Donald Trump has been indicted for his wide-ranging efforts to overturn the 2020 election, the third time in four months that the former US president has been criminally charged.
The four-count indictment alleges Trump conspired to defraud the US by preventing Congress from certifying President Joe Biden’s victory and to deprive voters of their right to a fair election.
Trump was ordered to make an initial appearance in Washington federal court on Thursday.
The charges stem from Special Counsel Jack Smith’s investigation into allegations Trump – the frontrunner for the 2024 Republican presidential nomination – sought to reverse his loss to Biden, his Democratic rival.
In the 45-page court document, prosecutors allege a coordinated conspiracy across multiple states, in which Trump and his allies advanced claims of fraud they knew to be untrue in a desperate attempt to undermine American democracy and cling to power.
After a fiery Trump speech, his supporters attacked the US Capitol on January 6, 2021, in a bid to stop Congress from certifying Biden’s victory.
In a brief media statement, Smith placed the blame for the January 6 attack squarely on Trump‘s shoulders.
“The attack on our nation’s capital on January 6th, 2021, was an unprecedented assault on the seat of American democracy. As described in the indictment, it was fuelled by lies – lies by the defendant, targeted at obstructing the bedrock function of the US government,” Smith said.
Trump and others organised fraudulent slates of electors in seven states, all of which he lost, to submit their votes to be counted and certified as official by Congress on January 6, the indictment said.
The indictment lays out numerous examples of Trump‘s election falsehoods and notes that close advisers, including senior intelligence officials, told him repeatedly that the election results were legitimate.
“These claims were false, and the defendant knew that they were false,” prosecutors wrote.
When the push to certify the fake electors failed, Trump sought to pressure Vice President Mike Pence not to allow the certification of the election to go forward, and took advantage of the violence outside the Capitol to do so, according to prosecutors. During the violence, Trump rebuffed calls from his advisers to issue a calming message.
“The defendant attempted to use a crowd of supporters that he had gathered in Washington, D.C. to pressure the Vice President to fraudulently alter the election results,” the indictment reads.
In a statement, the Trump campaign said he had always followed the law and characterised the indictment as a political “persecution” reminiscent of Nazi Germany.
The indictment alleges Trump conspired with six other unnamed individuals.
Trump already had become the first former US president to face criminal charges.
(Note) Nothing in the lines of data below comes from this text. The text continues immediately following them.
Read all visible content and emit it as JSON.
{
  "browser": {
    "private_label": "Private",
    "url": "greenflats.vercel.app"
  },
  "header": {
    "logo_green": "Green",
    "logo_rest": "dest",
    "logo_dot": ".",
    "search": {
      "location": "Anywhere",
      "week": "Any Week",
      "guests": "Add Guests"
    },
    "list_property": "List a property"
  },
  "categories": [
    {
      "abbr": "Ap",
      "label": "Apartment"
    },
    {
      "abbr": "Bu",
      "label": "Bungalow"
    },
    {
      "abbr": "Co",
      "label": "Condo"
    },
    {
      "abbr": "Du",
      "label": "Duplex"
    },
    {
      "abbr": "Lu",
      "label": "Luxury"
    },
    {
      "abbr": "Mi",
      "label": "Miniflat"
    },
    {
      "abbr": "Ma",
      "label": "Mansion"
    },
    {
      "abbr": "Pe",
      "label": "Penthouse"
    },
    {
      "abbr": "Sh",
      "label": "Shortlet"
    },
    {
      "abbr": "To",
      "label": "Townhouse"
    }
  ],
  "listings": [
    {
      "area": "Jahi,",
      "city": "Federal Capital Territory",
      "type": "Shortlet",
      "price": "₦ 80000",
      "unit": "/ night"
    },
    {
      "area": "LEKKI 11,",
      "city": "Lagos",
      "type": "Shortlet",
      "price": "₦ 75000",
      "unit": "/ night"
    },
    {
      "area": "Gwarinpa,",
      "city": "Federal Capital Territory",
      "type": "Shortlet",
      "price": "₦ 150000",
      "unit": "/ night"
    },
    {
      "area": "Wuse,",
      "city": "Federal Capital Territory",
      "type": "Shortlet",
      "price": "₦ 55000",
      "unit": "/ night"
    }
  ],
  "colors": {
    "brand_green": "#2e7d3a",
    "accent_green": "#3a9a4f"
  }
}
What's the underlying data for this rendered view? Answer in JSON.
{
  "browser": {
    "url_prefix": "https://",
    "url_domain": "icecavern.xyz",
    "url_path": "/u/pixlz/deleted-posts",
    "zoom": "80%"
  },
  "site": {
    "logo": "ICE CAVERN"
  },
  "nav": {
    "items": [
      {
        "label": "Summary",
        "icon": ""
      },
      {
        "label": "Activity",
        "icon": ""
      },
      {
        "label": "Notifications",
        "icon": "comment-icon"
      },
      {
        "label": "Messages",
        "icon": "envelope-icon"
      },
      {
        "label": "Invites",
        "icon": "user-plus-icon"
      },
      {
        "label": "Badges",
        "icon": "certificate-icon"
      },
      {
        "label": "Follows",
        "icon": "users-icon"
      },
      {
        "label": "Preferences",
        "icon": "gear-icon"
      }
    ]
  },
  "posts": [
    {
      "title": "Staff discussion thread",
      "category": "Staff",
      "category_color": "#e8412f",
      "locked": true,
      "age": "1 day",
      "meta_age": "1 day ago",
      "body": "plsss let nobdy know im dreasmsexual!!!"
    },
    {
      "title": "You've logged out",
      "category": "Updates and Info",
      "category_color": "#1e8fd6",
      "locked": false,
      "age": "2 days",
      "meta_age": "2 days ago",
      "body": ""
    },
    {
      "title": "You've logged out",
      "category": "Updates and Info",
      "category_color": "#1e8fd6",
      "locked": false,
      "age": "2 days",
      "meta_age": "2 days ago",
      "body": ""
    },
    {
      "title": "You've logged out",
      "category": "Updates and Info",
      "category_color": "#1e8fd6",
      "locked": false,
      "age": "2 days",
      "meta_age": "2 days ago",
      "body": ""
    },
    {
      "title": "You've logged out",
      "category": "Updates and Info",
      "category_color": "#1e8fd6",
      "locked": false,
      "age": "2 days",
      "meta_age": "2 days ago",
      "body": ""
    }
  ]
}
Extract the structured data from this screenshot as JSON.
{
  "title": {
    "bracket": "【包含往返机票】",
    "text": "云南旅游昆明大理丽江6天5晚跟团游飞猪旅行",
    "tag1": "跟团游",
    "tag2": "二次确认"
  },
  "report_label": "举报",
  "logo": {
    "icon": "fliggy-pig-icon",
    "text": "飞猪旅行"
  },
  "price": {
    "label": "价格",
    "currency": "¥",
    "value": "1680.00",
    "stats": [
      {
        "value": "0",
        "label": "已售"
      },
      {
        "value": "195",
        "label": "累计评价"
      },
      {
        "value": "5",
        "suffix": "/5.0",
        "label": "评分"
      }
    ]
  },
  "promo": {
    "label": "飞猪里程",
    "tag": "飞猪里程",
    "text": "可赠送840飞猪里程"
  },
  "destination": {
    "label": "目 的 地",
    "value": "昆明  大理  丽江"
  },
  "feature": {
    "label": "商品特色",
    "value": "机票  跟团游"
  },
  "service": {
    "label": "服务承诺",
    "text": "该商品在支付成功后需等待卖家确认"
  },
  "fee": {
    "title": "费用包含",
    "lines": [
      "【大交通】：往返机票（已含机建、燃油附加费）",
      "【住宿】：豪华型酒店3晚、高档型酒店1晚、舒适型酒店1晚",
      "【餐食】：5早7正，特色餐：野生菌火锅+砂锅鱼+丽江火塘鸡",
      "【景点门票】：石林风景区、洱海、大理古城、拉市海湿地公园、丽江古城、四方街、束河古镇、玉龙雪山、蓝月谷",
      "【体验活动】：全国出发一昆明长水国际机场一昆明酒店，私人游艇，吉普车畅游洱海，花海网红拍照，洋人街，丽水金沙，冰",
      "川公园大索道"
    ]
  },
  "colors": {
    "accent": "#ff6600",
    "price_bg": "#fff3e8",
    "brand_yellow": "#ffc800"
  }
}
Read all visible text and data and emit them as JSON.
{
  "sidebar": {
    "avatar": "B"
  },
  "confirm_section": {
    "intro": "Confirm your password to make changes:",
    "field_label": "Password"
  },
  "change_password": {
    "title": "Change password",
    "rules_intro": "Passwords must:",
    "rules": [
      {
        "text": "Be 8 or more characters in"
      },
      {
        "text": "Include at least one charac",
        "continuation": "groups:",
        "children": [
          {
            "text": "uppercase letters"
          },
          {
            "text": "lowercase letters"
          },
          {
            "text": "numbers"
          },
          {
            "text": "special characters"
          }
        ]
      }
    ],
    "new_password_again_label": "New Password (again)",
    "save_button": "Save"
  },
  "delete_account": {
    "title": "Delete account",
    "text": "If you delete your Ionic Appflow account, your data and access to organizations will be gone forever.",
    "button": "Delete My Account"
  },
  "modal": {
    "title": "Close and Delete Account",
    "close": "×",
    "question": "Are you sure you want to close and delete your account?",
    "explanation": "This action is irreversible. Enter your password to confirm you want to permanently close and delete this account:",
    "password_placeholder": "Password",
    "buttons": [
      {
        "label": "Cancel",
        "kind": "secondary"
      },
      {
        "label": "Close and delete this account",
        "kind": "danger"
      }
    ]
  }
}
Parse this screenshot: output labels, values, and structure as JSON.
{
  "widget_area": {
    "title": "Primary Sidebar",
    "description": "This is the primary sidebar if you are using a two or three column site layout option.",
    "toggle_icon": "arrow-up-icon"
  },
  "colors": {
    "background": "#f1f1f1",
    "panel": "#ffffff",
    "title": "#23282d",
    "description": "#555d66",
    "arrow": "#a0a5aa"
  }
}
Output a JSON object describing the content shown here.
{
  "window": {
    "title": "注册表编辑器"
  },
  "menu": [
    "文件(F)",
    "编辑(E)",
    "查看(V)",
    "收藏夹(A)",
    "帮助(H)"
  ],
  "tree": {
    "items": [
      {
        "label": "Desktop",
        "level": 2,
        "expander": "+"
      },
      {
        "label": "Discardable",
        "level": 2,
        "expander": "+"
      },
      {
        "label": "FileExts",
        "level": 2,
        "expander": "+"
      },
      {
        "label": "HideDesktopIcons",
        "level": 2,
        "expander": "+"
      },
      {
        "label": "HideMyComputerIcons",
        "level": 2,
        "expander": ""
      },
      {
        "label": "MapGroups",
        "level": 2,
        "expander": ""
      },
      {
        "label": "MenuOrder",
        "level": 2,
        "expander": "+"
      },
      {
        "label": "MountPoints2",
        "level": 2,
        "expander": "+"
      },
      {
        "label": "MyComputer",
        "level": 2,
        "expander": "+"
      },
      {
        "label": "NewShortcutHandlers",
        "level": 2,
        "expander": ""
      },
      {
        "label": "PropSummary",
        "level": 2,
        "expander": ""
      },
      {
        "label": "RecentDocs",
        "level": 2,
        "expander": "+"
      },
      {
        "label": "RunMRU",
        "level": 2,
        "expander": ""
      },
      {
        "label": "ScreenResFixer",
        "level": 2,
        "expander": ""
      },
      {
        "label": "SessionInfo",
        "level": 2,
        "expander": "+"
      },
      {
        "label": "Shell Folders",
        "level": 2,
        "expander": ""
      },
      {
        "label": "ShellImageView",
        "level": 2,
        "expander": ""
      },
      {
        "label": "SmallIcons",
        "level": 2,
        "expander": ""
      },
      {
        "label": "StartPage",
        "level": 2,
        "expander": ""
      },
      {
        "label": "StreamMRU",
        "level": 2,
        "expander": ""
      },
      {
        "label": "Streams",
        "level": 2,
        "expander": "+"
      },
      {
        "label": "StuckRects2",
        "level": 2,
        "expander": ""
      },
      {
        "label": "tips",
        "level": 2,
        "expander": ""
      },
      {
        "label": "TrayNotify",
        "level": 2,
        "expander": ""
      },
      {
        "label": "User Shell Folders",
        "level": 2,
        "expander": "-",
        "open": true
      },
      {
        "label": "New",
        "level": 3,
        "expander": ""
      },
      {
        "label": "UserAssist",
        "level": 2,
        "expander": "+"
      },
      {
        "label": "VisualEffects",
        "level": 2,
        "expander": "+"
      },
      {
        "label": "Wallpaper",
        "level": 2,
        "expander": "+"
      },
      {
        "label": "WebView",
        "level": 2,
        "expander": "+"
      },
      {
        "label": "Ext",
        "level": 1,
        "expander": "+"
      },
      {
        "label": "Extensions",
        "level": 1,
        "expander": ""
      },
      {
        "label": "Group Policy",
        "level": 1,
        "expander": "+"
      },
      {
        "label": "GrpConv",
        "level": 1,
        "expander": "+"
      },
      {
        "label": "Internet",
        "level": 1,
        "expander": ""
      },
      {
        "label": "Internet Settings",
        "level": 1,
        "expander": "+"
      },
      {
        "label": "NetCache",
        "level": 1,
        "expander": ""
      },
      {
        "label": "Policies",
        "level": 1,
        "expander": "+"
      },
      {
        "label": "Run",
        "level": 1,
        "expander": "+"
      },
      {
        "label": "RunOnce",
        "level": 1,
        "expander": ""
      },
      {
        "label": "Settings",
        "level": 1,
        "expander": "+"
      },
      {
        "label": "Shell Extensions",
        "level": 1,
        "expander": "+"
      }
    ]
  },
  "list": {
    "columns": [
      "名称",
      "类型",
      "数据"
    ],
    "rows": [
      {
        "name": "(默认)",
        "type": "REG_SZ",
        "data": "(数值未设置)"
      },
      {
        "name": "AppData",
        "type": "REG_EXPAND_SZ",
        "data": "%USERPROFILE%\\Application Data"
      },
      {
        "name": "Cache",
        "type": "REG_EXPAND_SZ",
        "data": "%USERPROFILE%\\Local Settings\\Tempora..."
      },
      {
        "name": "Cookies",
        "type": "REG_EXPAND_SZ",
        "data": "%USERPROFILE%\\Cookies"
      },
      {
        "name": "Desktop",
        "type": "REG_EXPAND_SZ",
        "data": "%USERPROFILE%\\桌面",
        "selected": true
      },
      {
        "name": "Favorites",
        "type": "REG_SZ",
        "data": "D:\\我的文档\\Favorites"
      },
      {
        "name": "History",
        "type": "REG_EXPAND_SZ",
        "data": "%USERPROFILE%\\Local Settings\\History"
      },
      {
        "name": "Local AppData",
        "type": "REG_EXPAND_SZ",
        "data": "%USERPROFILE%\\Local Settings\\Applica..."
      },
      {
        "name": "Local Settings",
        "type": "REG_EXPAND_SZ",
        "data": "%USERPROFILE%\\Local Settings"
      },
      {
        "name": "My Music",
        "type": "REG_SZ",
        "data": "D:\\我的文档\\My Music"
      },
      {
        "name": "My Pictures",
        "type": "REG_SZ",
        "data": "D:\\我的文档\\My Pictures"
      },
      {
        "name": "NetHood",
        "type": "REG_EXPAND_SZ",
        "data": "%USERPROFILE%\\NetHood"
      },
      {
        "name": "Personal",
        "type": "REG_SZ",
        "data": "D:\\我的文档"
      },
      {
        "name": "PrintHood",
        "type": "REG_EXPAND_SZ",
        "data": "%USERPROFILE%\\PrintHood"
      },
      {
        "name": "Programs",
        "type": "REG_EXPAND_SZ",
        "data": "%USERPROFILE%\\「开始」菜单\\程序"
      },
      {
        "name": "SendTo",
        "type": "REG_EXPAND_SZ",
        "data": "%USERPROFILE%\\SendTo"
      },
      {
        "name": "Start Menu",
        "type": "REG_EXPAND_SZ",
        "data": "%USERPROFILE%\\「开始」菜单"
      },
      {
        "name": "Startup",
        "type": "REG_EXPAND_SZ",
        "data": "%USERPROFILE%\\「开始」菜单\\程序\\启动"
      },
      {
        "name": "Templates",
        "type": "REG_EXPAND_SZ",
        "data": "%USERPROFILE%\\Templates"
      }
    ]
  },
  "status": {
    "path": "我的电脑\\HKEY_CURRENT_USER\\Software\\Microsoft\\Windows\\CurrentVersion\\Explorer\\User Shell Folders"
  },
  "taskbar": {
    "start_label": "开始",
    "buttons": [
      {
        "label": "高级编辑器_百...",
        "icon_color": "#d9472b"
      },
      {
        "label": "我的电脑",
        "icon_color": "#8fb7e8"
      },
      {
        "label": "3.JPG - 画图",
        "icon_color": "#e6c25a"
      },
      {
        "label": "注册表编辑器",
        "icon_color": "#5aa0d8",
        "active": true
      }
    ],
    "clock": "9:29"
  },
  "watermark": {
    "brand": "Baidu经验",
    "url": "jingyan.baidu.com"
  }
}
He has sought to portray the prosecutions as part of a politically motivated witch hunt.
The latest charges represent a second round of federal charges by Smith, who was appointed a special counsel in November by US Attorney General Merrick Garland.
Trump pleaded not guilty after a federal grand jury in Miami convened by the special counsel charged him in June in a 37-count indictment over his unlawful retention of classified government documents after leaving office in 2021 and obstructing justice. Prosecutors accused him of risking some of the most sensitive US national security secrets.
Last Thursday, prosecutors added three more criminal counts against Trump, bringing the total to 40, accusing him of ordering employees to delete security videos as he was under investigation for retaining the documents.
The first charges brought against Trump emerged in March when a grand jury convened by Manhattan’s district attorney indicted him. Trump in April pleaded not guilty to 34 felony counts accusing him of falsifying business records concerning a payment to porn star Stormy Daniels to buy her silence before the 2016 election about a sexual encounter she said she had with him. Trump has denied the encounter.
Trump, 77, leads a crowded field of Republican presidential candidates as he seeks a rematch with Biden, 80, next year. Biden in April launched his re-election campaign.
Trump, who served as president from 2017 to 2021, has shown an ability to survive legal troubles, political controversies and personal behaviour that might sink other politicians.
Strategists said while the indictments could help Trump solidify support within his base and win the Republican nomination, his ability to capitalise on them may be more limited in next year’s US election, when he will have to win over more sceptical moderate Republicans and independents.